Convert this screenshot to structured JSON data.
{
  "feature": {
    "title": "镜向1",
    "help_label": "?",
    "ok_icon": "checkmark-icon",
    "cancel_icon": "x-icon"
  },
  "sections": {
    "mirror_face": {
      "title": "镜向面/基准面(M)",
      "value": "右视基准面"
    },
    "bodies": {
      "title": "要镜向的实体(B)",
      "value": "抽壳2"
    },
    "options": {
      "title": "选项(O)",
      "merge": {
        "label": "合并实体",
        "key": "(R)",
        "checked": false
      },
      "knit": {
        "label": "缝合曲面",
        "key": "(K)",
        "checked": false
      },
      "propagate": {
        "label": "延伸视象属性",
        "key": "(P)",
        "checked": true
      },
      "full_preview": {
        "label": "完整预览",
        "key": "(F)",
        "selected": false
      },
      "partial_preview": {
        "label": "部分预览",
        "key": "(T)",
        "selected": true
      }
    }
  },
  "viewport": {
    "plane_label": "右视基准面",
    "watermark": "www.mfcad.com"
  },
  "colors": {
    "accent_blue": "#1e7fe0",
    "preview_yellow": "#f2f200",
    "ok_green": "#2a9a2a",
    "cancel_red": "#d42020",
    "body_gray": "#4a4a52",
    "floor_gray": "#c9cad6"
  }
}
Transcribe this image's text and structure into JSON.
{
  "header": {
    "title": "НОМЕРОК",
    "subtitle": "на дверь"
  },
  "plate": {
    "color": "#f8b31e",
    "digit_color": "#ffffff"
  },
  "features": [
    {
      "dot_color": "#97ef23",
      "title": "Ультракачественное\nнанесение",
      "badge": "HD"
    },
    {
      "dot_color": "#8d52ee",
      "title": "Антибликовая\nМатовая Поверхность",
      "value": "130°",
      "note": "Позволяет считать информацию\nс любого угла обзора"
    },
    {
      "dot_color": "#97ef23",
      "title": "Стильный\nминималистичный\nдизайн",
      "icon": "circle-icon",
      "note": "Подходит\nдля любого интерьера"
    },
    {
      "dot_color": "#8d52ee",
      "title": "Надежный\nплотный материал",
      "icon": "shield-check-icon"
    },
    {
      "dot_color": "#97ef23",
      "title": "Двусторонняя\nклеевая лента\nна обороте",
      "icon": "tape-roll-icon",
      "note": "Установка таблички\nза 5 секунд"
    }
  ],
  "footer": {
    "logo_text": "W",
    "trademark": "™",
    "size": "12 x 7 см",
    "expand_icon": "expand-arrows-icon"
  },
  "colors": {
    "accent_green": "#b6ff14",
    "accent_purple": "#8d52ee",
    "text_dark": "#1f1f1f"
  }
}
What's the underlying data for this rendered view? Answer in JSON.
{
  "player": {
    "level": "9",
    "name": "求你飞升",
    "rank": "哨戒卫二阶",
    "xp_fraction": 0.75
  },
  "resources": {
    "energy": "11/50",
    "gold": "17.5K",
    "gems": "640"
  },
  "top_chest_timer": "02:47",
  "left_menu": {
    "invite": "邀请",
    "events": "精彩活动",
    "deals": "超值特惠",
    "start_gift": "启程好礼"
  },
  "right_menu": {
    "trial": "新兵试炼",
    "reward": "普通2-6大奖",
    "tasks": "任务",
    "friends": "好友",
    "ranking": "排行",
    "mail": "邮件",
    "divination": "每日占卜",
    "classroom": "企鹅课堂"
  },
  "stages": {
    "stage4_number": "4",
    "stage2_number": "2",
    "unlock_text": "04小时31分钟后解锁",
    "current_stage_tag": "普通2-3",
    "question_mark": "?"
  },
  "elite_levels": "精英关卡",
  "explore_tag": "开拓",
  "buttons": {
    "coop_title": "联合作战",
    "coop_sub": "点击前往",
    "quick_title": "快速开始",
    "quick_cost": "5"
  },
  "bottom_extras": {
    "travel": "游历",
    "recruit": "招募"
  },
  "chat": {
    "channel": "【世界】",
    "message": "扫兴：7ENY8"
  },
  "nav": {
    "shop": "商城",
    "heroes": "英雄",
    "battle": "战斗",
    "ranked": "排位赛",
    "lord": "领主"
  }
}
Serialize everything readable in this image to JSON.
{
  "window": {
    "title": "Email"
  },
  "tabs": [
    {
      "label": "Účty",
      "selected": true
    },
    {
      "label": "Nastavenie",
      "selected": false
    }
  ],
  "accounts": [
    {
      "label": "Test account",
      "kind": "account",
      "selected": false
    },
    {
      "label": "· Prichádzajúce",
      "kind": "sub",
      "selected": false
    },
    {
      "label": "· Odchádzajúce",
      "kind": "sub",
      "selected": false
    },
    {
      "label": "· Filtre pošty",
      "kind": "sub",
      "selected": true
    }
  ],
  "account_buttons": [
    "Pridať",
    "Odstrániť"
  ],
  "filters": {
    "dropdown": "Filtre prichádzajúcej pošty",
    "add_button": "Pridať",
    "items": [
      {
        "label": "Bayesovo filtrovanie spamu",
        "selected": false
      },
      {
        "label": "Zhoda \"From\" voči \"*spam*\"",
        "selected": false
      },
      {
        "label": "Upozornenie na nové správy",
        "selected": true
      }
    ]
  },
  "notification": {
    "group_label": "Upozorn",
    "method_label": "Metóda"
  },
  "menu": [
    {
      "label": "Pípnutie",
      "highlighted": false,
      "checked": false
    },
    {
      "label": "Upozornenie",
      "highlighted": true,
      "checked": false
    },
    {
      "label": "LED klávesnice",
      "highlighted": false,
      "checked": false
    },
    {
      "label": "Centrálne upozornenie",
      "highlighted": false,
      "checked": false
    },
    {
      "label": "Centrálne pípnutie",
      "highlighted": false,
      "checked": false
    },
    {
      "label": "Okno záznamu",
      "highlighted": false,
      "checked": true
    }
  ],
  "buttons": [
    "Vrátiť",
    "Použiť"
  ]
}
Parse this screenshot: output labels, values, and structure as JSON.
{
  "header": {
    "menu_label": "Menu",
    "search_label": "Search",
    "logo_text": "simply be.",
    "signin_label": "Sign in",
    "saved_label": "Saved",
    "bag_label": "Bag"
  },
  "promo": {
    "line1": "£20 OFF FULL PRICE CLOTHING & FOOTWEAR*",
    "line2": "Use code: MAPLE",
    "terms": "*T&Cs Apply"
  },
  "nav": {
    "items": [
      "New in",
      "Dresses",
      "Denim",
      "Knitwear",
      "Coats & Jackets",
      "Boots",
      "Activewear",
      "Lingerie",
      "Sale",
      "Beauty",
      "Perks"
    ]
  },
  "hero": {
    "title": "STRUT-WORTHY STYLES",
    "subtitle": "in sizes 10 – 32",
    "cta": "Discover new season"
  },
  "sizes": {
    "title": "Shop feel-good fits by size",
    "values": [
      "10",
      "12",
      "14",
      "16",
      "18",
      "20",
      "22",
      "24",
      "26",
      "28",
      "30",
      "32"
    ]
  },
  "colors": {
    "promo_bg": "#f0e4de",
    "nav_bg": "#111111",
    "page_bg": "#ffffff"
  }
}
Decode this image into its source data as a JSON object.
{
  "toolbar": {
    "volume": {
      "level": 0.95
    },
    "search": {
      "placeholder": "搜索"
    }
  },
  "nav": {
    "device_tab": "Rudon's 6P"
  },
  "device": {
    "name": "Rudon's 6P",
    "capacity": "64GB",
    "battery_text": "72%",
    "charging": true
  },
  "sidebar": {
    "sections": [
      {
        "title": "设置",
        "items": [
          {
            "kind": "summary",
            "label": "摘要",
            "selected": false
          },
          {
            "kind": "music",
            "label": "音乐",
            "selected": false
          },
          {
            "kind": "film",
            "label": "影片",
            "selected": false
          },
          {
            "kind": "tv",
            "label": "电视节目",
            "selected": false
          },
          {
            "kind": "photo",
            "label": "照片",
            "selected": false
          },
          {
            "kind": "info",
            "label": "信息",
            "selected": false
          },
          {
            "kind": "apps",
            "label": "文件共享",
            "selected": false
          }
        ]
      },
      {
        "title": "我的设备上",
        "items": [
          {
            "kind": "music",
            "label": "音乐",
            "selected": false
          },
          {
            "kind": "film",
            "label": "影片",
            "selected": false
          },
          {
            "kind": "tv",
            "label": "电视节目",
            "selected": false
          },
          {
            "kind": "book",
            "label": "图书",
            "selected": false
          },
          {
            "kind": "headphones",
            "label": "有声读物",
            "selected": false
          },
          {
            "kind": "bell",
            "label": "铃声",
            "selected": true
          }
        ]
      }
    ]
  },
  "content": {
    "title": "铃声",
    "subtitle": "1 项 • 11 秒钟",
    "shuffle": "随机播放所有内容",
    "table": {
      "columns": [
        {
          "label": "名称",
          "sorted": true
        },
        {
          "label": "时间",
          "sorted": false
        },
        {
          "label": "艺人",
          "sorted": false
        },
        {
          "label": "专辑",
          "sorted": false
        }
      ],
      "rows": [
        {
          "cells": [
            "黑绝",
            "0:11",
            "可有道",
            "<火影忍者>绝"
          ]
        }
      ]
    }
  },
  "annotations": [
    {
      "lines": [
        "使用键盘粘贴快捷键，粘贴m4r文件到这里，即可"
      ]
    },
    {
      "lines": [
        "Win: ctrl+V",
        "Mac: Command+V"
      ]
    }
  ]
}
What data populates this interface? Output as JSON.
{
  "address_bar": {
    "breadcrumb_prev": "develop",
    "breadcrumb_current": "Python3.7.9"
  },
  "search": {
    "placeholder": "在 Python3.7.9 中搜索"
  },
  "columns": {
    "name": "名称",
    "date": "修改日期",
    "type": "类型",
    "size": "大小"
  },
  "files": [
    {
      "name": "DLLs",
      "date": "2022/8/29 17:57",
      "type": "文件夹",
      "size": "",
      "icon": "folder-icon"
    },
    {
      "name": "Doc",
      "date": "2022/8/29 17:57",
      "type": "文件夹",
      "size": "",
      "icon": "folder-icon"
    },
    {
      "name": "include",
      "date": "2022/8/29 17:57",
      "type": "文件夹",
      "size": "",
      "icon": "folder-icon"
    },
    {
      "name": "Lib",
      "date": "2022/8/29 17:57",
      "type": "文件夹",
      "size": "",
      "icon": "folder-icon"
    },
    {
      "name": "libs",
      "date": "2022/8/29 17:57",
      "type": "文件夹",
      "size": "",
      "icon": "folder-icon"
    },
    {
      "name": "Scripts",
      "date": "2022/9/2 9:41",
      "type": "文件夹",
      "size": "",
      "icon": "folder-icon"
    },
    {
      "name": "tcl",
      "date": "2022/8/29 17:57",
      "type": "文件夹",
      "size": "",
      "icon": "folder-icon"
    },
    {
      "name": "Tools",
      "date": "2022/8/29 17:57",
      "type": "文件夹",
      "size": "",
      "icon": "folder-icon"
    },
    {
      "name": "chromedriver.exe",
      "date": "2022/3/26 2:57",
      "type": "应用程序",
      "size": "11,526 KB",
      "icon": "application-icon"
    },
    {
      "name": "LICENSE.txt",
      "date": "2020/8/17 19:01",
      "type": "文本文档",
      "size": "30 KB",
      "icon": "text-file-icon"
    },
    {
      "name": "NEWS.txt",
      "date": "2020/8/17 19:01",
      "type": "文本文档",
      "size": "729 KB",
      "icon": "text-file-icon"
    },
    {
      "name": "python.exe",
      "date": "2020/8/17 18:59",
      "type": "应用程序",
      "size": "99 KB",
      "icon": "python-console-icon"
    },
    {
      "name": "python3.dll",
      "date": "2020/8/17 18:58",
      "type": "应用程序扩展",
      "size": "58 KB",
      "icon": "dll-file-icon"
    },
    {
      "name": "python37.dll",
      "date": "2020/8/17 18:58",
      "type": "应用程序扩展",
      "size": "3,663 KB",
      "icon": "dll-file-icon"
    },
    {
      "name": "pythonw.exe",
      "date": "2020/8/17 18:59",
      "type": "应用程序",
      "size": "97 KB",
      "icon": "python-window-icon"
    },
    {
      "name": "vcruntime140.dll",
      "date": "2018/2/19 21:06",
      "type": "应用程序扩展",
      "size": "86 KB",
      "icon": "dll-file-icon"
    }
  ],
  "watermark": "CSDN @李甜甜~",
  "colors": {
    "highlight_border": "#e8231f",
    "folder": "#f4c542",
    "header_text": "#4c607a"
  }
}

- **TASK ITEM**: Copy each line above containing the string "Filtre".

- **OUTPUT BELOW**:
      "label": "· Filtre pošty",
    "dropdown": "Filtre prichádzajúcej pošty",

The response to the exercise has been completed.